Why it matters: Love it or hate it, piece by piece, Biden has pumped billions into infrastructure projects, helped revive the domestic semiconductor industry, and accelerated U.S. viral research and vaccine production capabilities. He might be on the cusp of the biggest domestic clean-energy plan in U.S. history.
Between the lines: Interestingly, it all has an America First twist — drilling more oil here … fixing infrastructure here … moving chip-making here … increasing manufacturing jobs here … creating vaccines here.
What’s happening: Biden hasn’t done a dazzling job explaining this to the public. And it’s possible no amount of explaining can excite people when prices are soaring and viruses are spreading.
It’s also clear his early spending binge helped exacerbate inflation — the overshadowing topic of the day. At the same time, the re-engineering of specific sectors is highly consequential — and expensive. Soak up the specifics:
The $280 billion CHIPS and Science Act — which Biden will sign soon, after the House and Senate passed it last week — provides grants, tax credits and other incentives to manufacture computer chips in the U.S. The White House says it’ll eventually lower the price of cars, dishwashers and computers.Biden could get another huge win with the climate plan secretly negotiated by Senate Majority Leader Chuck Schumer and Sen. Joe Manchin. The package would provide new tax credits for buying EVs — plus rebates for buying efficient appliances and weatherizing homes, and tax credits for heat pumps and rooftop solar panels. Biden’s $1 trillion infrastructure bill to rebuild roads, bridges and rail is one of the biggest packages signed by a president ever.The Biden administration said it’ll pour $3 billion into the vaccine supply chain, creating thousands of U.S. jobs, and helping prepare for future threats.Electric-vehicle manufacturing is growing in the U.S., with GM and Ford announcing plans for massive vehicle and battery plants across the Midwest and Appalachia.

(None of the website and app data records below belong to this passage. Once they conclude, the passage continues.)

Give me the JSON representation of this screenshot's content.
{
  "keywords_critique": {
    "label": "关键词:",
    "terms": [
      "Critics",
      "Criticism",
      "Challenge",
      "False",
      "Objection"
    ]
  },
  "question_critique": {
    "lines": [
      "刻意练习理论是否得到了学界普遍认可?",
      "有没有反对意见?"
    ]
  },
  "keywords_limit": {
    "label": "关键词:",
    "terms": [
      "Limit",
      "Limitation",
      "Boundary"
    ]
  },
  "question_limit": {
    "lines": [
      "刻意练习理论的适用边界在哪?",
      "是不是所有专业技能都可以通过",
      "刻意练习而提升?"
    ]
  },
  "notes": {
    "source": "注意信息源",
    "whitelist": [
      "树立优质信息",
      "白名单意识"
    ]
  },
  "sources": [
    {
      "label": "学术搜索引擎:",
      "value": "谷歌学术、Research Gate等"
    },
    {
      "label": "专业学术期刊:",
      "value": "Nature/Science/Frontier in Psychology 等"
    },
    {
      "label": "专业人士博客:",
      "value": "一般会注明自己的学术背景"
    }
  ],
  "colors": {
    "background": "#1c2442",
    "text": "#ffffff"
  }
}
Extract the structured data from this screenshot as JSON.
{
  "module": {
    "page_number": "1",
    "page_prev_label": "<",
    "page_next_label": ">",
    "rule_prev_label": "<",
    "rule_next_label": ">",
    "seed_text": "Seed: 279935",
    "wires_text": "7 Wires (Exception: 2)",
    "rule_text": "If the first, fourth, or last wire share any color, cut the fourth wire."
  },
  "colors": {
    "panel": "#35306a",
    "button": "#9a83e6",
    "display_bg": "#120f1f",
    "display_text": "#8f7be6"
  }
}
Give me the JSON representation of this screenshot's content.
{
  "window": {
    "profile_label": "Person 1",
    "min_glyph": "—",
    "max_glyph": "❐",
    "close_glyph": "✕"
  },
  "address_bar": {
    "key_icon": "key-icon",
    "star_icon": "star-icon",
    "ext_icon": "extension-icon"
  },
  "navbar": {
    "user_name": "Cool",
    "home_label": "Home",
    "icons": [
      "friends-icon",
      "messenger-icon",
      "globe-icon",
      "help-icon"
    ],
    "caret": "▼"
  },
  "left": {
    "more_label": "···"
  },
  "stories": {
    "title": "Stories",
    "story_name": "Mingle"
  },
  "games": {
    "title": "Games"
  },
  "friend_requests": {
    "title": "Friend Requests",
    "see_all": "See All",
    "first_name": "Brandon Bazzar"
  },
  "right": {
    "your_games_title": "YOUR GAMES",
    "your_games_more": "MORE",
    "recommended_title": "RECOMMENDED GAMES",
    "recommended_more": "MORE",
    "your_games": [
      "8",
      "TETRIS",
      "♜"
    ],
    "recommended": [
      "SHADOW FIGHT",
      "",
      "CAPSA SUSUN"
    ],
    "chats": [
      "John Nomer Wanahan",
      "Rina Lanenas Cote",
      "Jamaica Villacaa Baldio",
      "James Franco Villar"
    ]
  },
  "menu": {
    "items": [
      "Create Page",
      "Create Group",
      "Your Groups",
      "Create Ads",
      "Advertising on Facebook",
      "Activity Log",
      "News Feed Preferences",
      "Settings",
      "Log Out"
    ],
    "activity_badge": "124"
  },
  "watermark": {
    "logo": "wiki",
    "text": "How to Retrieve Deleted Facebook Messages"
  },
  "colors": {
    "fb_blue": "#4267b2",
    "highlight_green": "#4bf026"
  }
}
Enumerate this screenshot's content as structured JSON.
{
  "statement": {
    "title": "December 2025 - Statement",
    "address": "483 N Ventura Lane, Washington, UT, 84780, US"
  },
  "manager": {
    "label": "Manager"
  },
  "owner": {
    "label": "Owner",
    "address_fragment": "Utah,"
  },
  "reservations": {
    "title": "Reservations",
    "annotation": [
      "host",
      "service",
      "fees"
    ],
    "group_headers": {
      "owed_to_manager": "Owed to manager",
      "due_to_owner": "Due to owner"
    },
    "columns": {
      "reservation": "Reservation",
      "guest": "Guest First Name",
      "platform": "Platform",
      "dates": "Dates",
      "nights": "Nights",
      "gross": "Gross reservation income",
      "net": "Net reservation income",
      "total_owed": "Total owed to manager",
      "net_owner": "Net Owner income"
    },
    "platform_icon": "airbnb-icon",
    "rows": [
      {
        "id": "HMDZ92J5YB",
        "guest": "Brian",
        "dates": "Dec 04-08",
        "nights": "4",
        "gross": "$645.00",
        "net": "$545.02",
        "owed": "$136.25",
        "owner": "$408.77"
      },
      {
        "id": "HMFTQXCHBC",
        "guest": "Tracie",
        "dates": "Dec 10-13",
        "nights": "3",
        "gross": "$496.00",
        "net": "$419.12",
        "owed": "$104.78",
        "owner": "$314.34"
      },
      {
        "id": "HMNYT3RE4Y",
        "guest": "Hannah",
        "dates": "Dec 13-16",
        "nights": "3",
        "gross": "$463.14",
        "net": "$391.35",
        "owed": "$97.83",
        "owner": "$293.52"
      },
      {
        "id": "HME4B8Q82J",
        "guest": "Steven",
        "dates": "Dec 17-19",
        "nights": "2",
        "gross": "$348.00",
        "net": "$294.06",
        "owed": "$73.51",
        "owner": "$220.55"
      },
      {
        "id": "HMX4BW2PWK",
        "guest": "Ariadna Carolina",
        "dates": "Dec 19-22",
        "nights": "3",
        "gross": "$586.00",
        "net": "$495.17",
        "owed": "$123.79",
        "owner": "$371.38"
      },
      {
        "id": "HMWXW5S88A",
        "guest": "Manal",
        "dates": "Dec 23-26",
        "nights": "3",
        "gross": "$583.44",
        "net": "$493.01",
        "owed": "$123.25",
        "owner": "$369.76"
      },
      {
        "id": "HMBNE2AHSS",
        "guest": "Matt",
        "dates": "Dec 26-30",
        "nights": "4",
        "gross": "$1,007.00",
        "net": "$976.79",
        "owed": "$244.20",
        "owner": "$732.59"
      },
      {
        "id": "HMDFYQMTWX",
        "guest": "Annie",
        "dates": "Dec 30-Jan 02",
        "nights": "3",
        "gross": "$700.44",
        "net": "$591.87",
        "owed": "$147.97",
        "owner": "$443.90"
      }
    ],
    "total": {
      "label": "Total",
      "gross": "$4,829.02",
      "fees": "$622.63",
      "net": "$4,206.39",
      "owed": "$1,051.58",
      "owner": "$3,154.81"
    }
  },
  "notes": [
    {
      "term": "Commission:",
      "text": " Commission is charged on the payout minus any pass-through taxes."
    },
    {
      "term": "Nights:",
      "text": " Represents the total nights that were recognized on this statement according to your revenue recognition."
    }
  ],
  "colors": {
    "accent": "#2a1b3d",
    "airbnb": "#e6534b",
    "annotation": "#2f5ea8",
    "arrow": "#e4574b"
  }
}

Fun fact: GM’s Mary Barra, who also chairs the Business Roundtable, is the CEO this White House has hosted most often.Thought bubble: These developments required bipartisanship — something Biden promised but gets little credit for, since these thin bands of Republican support look nothing like traditional bipartisanship.
The bottom line: Not only did Biden land these economic measures and a gun-c0ntrol bill, but same-sex marriage protection is getting close — baby steps, but in a once unthinkable direction.